Many patients report a delay of 1 - 6 years in the diagnosis of their cluster headaches. Migraine-like symptoms (light and sound sensitivity, aura, nausea, vomiting) are major reasons for the frequent misdiagnosis by primary care doctors. In some cases, patients are inappropriately treated for other types of headaches or health conditions (including having sinus surgery).
Medical and Personal History
Cluster headache is diagnosed by medical history, including the pattern of recurrent attacks, and by typical symptoms (swollen eyelid, watery eye, runny nose). Keeping a headache diary to record a description of attacks can help the doctor make an accurate diagnosis. The patient should describe to the doctor:
- Frequency of attacks (if keeping a diary, record the date and time of each attack)
- Description of pain (stabbing, throbbing)
- Location of pain
- Duration of pain
- Intensity of pain (using a number scale like the one below)
- Associated symptoms (tearing eyes, nausea and vomiting, sweating)
- Any measures that bring relief (applying pressure, going out for fresh air)
- Any events that preceded or may have triggered the attack
- Any medications you are taking
- Behaviors during a headache (restlessness, agitation)
- Snoring, sleep disturbances, or daytime sleepiness (these could relate to sleep apnea, which is sometimes associated with cluster headache)
Pain may be indicated by using a number system:
1 = Mild, barely noticeable
2 = Noticeable, but does not interfere with work or activities
3 = Distracts from work or activities

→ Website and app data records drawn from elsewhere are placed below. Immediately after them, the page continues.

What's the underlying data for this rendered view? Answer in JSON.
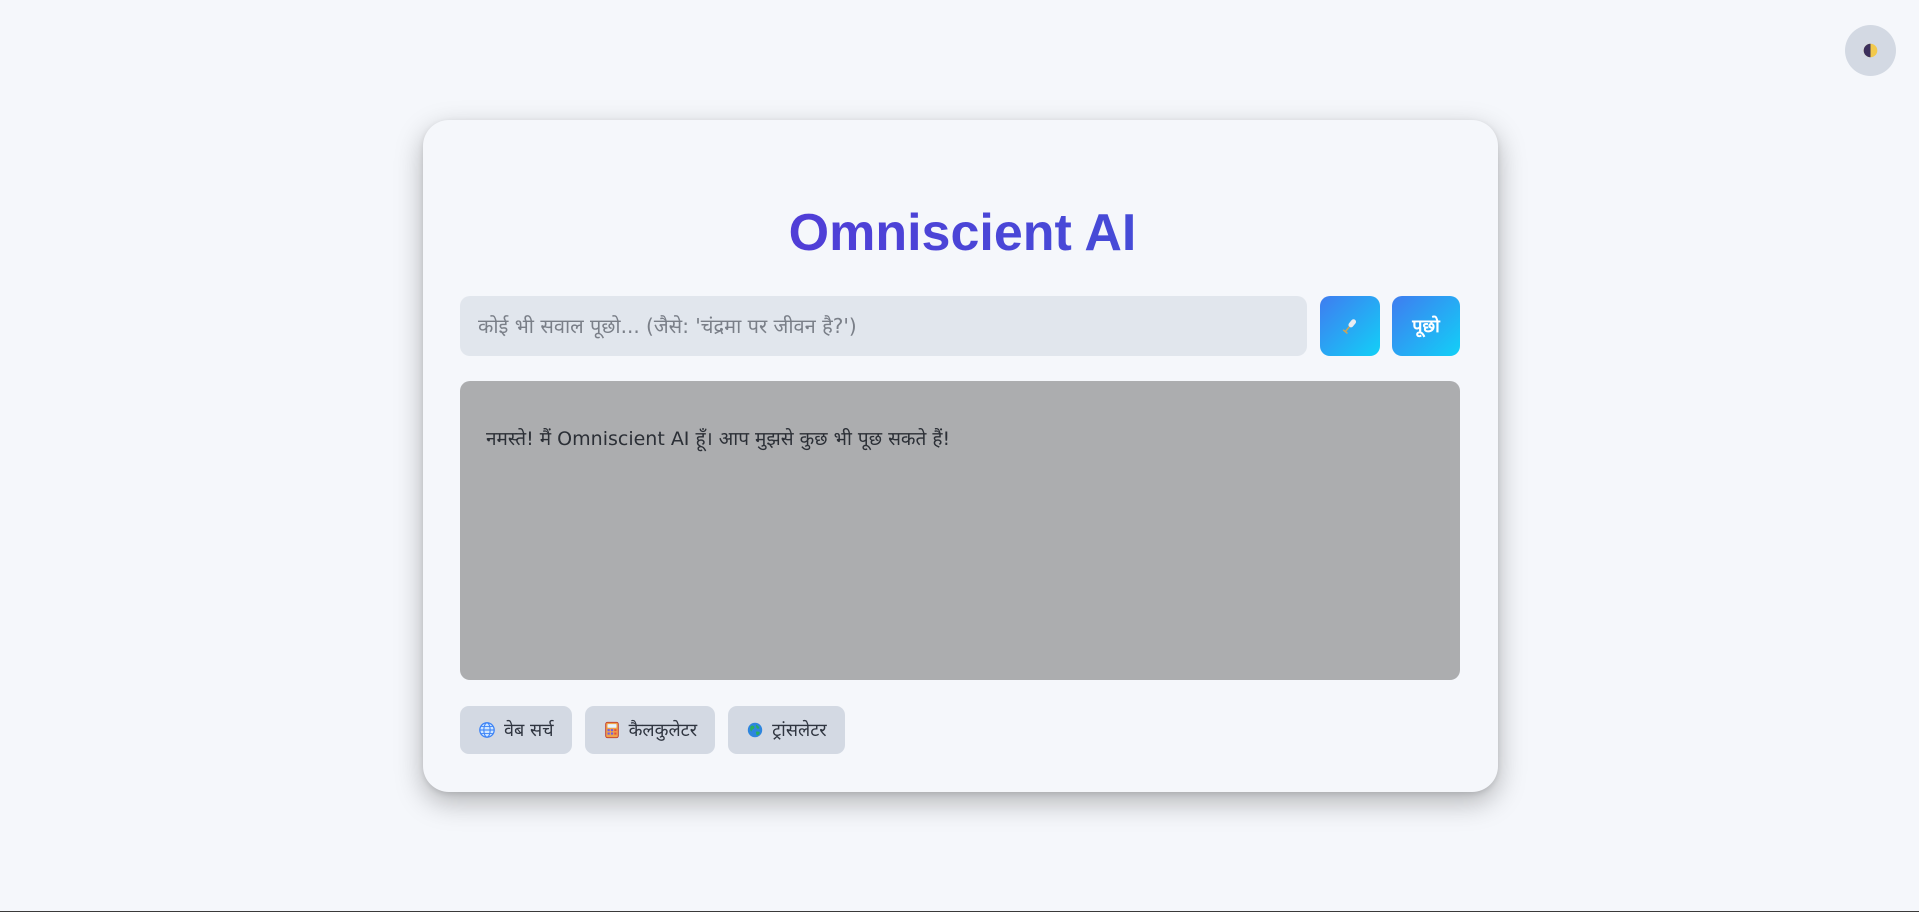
{
  "app": {
    "title": "Omniscient AI"
  },
  "header": {
    "theme_toggle_icon": "half-moon-contrast-icon"
  },
  "search": {
    "placeholder": "कोई भी सवाल पूछो... (जैसे: 'चंद्रमा पर जीवन है?')",
    "value": "",
    "mic_icon": "microphone-icon",
    "ask_label": "पूछो"
  },
  "response": {
    "message": "नमस्ते! मैं Omniscient AI हूँ। आप मुझसे कुछ भी पूछ सकते हैं!"
  },
  "tools": [
    {
      "label": "वेब सर्च",
      "icon": "globe-icon"
    },
    {
      "label": "कैलकुलेटर",
      "icon": "calculator-icon"
    },
    {
      "label": "ट्रांसलेटर",
      "icon": "earth-icon"
    }
  ],
  "colors": {
    "page_bg": "#f5f7fb",
    "title_gradient_start": "#5a2fd6",
    "title_gradient_end": "#3c5ad8",
    "button_gradient_start": "#3f7cf0",
    "button_gradient_end": "#12d0f7",
    "input_bg": "#e1e6ed",
    "response_bg": "#acadaf",
    "tool_bg": "#d3d9e3"
  }
}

4 = Makes work or activities very difficult
5 = Incapacitating
To diagnose a chronic headache, the doctor will examine the head and neck and perform a neurologic examination, which includes a series of simple exercises to test strength, reflexes, coordination, and sensation. The doctor may also examine the eyes. The doctor may ask questions to test short-term memory and related aspects of mental function.
The doctor may order a computed tomography (CT) scan or magnetic resonance imaging (MRI) test of the head to check for brain abnormalities that may be causing the headaches.
Review Date: 09/29/2010
Reviewed By: Harvey Simon, MD, Editor-in-Chief, Associate Professor of Medicine, Harvard Medical School; Physician, Massachusetts General Hospital. Also reviewed by David Zieve, MD, MHA, Medical Director, A.D.A.M., Inc.